- [Task requirements] Repeat the entries shown below with every word and mark intact.

- [Given information]
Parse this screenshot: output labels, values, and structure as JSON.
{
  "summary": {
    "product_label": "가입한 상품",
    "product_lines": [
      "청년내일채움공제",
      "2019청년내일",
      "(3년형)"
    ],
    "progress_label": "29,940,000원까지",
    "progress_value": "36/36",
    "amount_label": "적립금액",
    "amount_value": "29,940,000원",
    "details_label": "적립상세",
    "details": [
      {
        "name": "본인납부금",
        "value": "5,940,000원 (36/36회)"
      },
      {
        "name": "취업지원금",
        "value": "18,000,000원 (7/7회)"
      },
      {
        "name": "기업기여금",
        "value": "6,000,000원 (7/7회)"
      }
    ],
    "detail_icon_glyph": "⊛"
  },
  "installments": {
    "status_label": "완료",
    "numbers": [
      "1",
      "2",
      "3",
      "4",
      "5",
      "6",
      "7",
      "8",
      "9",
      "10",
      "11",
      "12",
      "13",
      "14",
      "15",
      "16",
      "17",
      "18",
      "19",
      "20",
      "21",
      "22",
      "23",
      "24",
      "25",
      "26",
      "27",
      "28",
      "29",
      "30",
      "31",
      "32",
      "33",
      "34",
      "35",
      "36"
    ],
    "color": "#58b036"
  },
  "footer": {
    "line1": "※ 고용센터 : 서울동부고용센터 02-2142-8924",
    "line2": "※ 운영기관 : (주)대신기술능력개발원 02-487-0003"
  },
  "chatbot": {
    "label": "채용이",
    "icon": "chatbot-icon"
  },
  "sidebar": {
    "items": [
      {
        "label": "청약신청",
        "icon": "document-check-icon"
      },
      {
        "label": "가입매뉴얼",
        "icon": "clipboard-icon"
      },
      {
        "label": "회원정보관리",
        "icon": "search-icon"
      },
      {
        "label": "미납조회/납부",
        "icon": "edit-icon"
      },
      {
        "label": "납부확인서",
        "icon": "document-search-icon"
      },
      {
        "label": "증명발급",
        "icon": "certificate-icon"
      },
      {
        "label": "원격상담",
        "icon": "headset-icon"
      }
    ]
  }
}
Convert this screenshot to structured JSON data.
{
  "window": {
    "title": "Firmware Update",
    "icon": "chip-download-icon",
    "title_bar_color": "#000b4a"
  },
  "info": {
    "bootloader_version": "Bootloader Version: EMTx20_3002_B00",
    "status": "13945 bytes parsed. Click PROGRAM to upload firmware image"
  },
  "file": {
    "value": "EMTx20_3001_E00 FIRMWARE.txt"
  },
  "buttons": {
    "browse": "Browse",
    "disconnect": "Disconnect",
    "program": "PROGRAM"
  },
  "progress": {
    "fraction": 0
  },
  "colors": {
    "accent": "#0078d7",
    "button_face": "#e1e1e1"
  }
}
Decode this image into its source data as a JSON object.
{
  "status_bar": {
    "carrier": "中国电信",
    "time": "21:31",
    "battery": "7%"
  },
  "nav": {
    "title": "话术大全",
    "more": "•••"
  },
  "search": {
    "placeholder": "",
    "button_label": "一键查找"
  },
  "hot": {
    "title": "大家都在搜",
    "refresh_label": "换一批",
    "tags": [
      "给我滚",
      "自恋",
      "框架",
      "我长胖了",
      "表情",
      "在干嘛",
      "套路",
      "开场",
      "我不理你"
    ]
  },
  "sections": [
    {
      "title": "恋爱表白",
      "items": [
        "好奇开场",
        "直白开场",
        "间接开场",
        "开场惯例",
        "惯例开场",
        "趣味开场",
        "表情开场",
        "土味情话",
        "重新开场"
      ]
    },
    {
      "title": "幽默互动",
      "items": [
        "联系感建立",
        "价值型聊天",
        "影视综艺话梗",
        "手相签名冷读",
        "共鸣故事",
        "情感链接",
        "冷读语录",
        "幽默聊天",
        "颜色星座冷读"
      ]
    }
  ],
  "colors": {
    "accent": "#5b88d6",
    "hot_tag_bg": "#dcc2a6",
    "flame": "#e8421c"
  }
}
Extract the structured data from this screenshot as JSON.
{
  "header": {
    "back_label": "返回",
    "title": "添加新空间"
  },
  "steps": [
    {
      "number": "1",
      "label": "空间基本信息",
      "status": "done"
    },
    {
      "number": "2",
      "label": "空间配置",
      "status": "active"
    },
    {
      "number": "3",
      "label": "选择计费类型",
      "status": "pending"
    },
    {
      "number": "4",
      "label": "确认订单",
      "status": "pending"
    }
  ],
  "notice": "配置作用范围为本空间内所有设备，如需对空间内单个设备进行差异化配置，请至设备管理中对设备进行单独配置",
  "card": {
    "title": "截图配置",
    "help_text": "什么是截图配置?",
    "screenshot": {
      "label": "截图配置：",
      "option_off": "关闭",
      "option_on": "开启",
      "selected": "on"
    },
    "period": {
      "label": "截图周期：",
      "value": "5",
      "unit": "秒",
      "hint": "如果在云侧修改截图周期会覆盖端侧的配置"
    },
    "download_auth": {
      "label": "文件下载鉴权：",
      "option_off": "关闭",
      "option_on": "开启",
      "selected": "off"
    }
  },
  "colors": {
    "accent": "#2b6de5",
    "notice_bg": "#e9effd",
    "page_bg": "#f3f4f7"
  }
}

- [Result of this exercise]
Parse this screenshot: output labels, values, and structure as JSON.
{
  "summary": {
    "product_label": "가입한 상품",
    "product_lines": [
      "청년내일채움공제",
      "2019청년내일",
      "(3년형)"
    ],
    "progress_label": "29,940,000원까지",
    "progress_value": "36/36",
    "amount_label": "적립금액",
    "amount_value": "29,940,000원",
    "details_label": "적립상세",
    "details": [
      {
        "name": "본인납부금",
        "value": "5,940,000원 (36/36회)"
      },
      {
        "name": "취업지원금",
        "value": "18,000,000원 (7/7회)"
      },
      {
        "name": "기업기여금",
        "value": "6,000,000원 (7/7회)"
      }
    ],
    "detail_icon_glyph": "⊛"
  },
  "installments": {
    "status_label": "완료",
    "numbers": [
      "1",
      "2",
      "3",
      "4",
      "5",
      "6",
      "7",
      "8",
      "9",
      "10",
      "11",
      "12",
      "13",
      "14",
      "15",
      "16",
      "17",
      "18",
      "19",
      "20",
      "21",
      "22",
      "23",
      "24",
      "25",
      "26",
      "27",
      "28",
      "29",
      "30",
      "31",
      "32",
      "33",
      "34",
      "35",
      "36"
    ],
    "color": "#58b036"
  },
  "footer": {
    "line1": "※ 고용센터 : 서울동부고용센터 02-2142-8924",
    "line2": "※ 운영기관 : (주)대신기술능력개발원 02-487-0003"
  },
  "chatbot": {
    "label": "채용이",
    "icon": "chatbot-icon"
  },
  "sidebar": {
    "items": [
      {
        "label": "청약신청",
        "icon": "document-check-icon"
      },
      {
        "label": "가입매뉴얼",
        "icon": "clipboard-icon"
      },
      {
        "label": "회원정보관리",
        "icon": "search-icon"
      },
      {
        "label": "미납조회/납부",
        "icon": "edit-icon"
      },
      {
        "label": "납부확인서",
        "icon": "document-search-icon"
      },
      {
        "label": "증명발급",
        "icon": "certificate-icon"
      },
      {
        "label": "원격상담",
        "icon": "headset-icon"
      }
    ]
  }
}
Convert this screenshot to structured JSON data.
{
  "window": {
    "title": "Firmware Update",
    "icon": "chip-download-icon",
    "title_bar_color": "#000b4a"
  },
  "info": {
    "bootloader_version": "Bootloader Version: EMTx20_3002_B00",
    "status": "13945 bytes parsed. Click PROGRAM to upload firmware image"
  },
  "file": {
    "value": "EMTx20_3001_E00 FIRMWARE.txt"
  },
  "buttons": {
    "browse": "Browse",
    "disconnect": "Disconnect",
    "program": "PROGRAM"
  },
  "progress": {
    "fraction": 0
  },
  "colors": {
    "accent": "#0078d7",
    "button_face": "#e1e1e1"
  }
}
Decode this image into its source data as a JSON object.
{
  "status_bar": {
    "carrier": "中国电信",
    "time": "21:31",
    "battery": "7%"
  },
  "nav": {
    "title": "话术大全",
    "more": "•••"
  },
  "search": {
    "placeholder": "",
    "button_label": "一键查找"
  },
  "hot": {
    "title": "大家都在搜",
    "refresh_label": "换一批",
    "tags": [
      "给我滚",
      "自恋",
      "框架",
      "我长胖了",
      "表情",
      "在干嘛",
      "套路",
      "开场",
      "我不理你"
    ]
  },
  "sections": [
    {
      "title": "恋爱表白",
      "items": [
        "好奇开场",
        "直白开场",
        "间接开场",
        "开场惯例",
        "惯例开场",
        "趣味开场",
        "表情开场",
        "土味情话",
        "重新开场"
      ]
    },
    {
      "title": "幽默互动",
      "items": [
        "联系感建立",
        "价值型聊天",
        "影视综艺话梗",
        "手相签名冷读",
        "共鸣故事",
        "情感链接",
        "冷读语录",
        "幽默聊天",
        "颜色星座冷读"
      ]
    }
  ],
  "colors": {
    "accent": "#5b88d6",
    "hot_tag_bg": "#dcc2a6",
    "flame": "#e8421c"
  }
}
Extract the structured data from this screenshot as JSON.
{
  "header": {
    "back_label": "返回",
    "title": "添加新空间"
  },
  "steps": [
    {
      "number": "1",
      "label": "空间基本信息",
      "status": "done"
    },
    {
      "number": "2",
      "label": "空间配置",
      "status": "active"
    },
    {
      "number": "3",
      "label": "选择计费类型",
      "status": "pending"
    },
    {
      "number": "4",
      "label": "确认订单",
      "status": "pending"
    }
  ],
  "notice": "配置作用范围为本空间内所有设备，如需对空间内单个设备进行差异化配置，请至设备管理中对设备进行单独配置",
  "card": {
    "title": "截图配置",
    "help_text": "什么是截图配置?",
    "screenshot": {
      "label": "截图配置：",
      "option_off": "关闭",
      "option_on": "开启",
      "selected": "on"
    },
    "period": {
      "label": "截图周期：",
      "value": "5",
      "unit": "秒",
      "hint": "如果在云侧修改截图周期会覆盖端侧的配置"
    },
    "download_auth": {
      "label": "文件下载鉴权：",
      "option_off": "关闭",
      "option_on": "开启",
      "selected": "off"
    }
  },
  "colors": {
    "accent": "#2b6de5",
    "notice_bg": "#e9effd",
    "page_bg": "#f3f4f7"
  }
}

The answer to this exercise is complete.